2016-06-10

Time to stack up a bit...

I woke at 06:30 and started loading equipment in the back of the pickup truck for the half mile journey to the North side of the Farm where the apiary is.  Smoker, deep frames, queen excluders, gloves, hive tool, 3 supers with frames, and the bee keeping jacket, just in case.  Phone was dead, so I took the Canon camera with me.  Was at the hives by 07:00 and glad of it too.  It was already obvious that it will be a hot, humid day.

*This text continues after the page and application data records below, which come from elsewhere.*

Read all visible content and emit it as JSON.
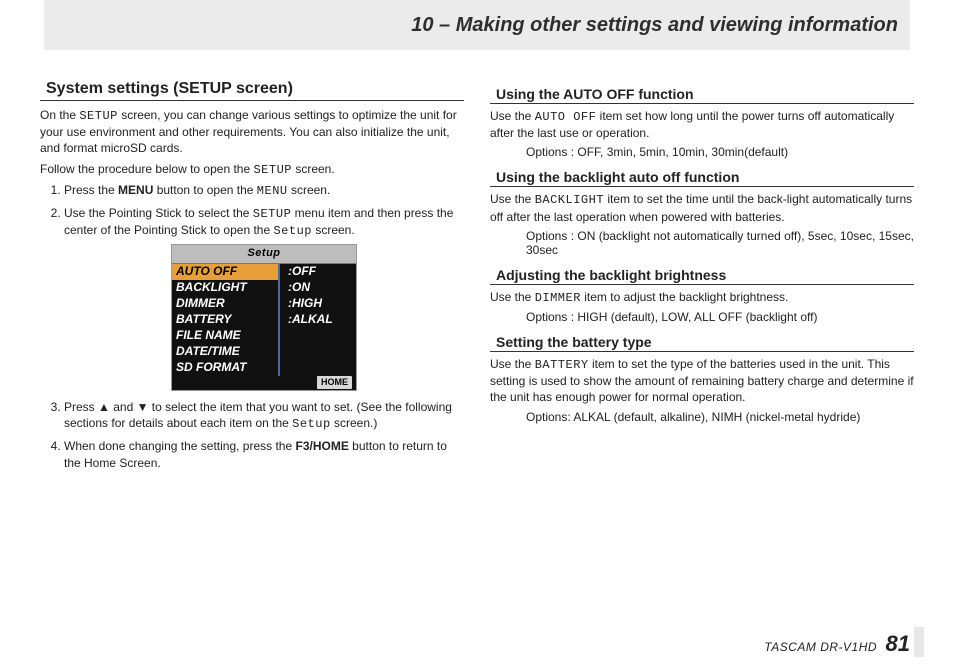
{
  "chapter_title": "10 – Making other settings and viewing information",
  "left": {
    "h2": "System settings (SETUP screen)",
    "p1a": "On the ",
    "p1mono": "SETUP",
    "p1b": " screen, you can change various settings to optimize the unit for your use environment and other requirements. You can also initialize the unit, and format microSD cards.",
    "p2a": "Follow the procedure below to open the ",
    "p2mono": "SETUP",
    "p2b": " screen.",
    "li1a": "Press the ",
    "li1bold": "MENU",
    "li1b": " button to open the ",
    "li1mono": "MENU",
    "li1c": " screen.",
    "li2a": "Use the Pointing Stick to select the ",
    "li2mono": "SETUP",
    "li2b": " menu item and then press the center of the Pointing Stick to open the ",
    "li2mono2": "Setup",
    "li2c": " screen.",
    "lcd": {
      "title": "Setup",
      "rows": [
        {
          "l": "AUTO OFF",
          "r": ":OFF",
          "sel": true
        },
        {
          "l": "BACKLIGHT",
          "r": ":ON",
          "sel": false
        },
        {
          "l": "DIMMER",
          "r": ":HIGH",
          "sel": false
        },
        {
          "l": "BATTERY",
          "r": ":ALKAL",
          "sel": false
        },
        {
          "l": "FILE NAME",
          "r": "",
          "sel": false
        },
        {
          "l": "DATE/TIME",
          "r": "",
          "sel": false
        },
        {
          "l": "SD FORMAT",
          "r": "",
          "sel": false
        }
      ],
      "bottom_tag": "HOME"
    },
    "li3a": "Press ▲ and ▼ to select the item that you want to set. (See the following sections for details about each item on the ",
    "li3mono": "Setup",
    "li3b": " screen.)",
    "li4a": "When done changing the setting, press the ",
    "li4bold": "F3/HOME",
    "li4b": " button to return to the Home Screen."
  },
  "right": {
    "s1": {
      "h3": "Using the AUTO OFF function",
      "pa": "Use the ",
      "pmono": "AUTO OFF",
      "pb": " item set how long until the power turns off automatically after the last use or operation.",
      "opts": "Options : OFF, 3min, 5min, 10min, 30min(default)"
    },
    "s2": {
      "h3": "Using the backlight auto off function",
      "pa": "Use the ",
      "pmono": "BACKLIGHT",
      "pb": " item to set the time until the back-light automatically turns off after the last operation when powered with batteries.",
      "opts": "Options : ON (backlight not automatically turned off), 5sec, 10sec, 15sec, 30sec"
    },
    "s3": {
      "h3": "Adjusting the backlight brightness",
      "pa": "Use the ",
      "pmono": "DIMMER",
      "pb": " item to adjust the backlight brightness.",
      "opts": "Options : HIGH (default), LOW, ALL OFF (backlight off)"
    },
    "s4": {
      "h3": "Setting the battery type",
      "pa": "Use the ",
      "pmono": "BATTERY",
      "pb": " item to set the type of the batteries used in the unit. This setting is used to show the amount of remaining battery charge and determine if the unit has enough power for normal operation.",
      "opts": "Options: ALKAL (default, alkaline), NIMH (nickel-metal hydride)"
    }
  },
  "footer": {
    "brand": "TASCAM  DR-V1HD",
    "page": "81"
  }
}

I had reviewed some information posted on the Natures Nectar blog site and watched a couple of YouTube videos about what I should do with the bees at this stage of the game the night before.  Arriving at the apiary, the first thing I did was remove the entrance reducers.  Only took a couple of minutes, and I realized by the time I got back to the truck that I had not put on the bee suit again.  I decided to forego it, as it was already hot with just my shorts, a t-shirt and the back-brace on.   Decided my luck might hold one more time(and it did).

I removed the separator from between the first and second deeps, then placed empty frames in the top-most deep.  Put a queen excluder on top of the second deep and a super with empty frames on top of it all.  What was left of the pollen patty in each hive I simply set on top of the frames down in the first deep.

I am as yet unclear if that separator should be in there right now, or even if the super should be on the hive yet.  I am worried about another delay getting back here though, leaving the bees with no room to grow into.  I did check for swarm cells and found none, which I take as a good sign that while my timing may not be optimum, it is at least not too late.

As I worked, I notice that some very healthy bumble bees were working the alfalfa blossoms very near the hives.  Did not seem to bother anyone though, including me.  Once things were in place and the rest put away in the truck, I broke out the camera with a closeup extender on it and tried to get a few shots.  I had contemplated bringing my tripod, and should have.  Macro photography without one is pretty tough.  I did get a couple of shots that I like though....



This is a shot of the clean-out board which I have on the center hive.
I found it odd that there was an oat seed in there...  The purpose of this and a couple of
other photos was to be able to determine if there was yet any sign of verroa mites.

Got lucky with this shot.  This is actually cropped down a bit...
I tried to get a shot of one that landed on my bare leg, but that is hard to do free-hand.
Will go out this evening and see how things look and take some more photos.  I can maybe use the mini-tripod to get a few good shots.  I want to play around a bit and get greater depth of field too. Even with today's cameras with all their automatic stuff, it takes work to compose exactly what one want to.  Am very much a novice at both bee-keeping and photography....    So damn much to learn yet!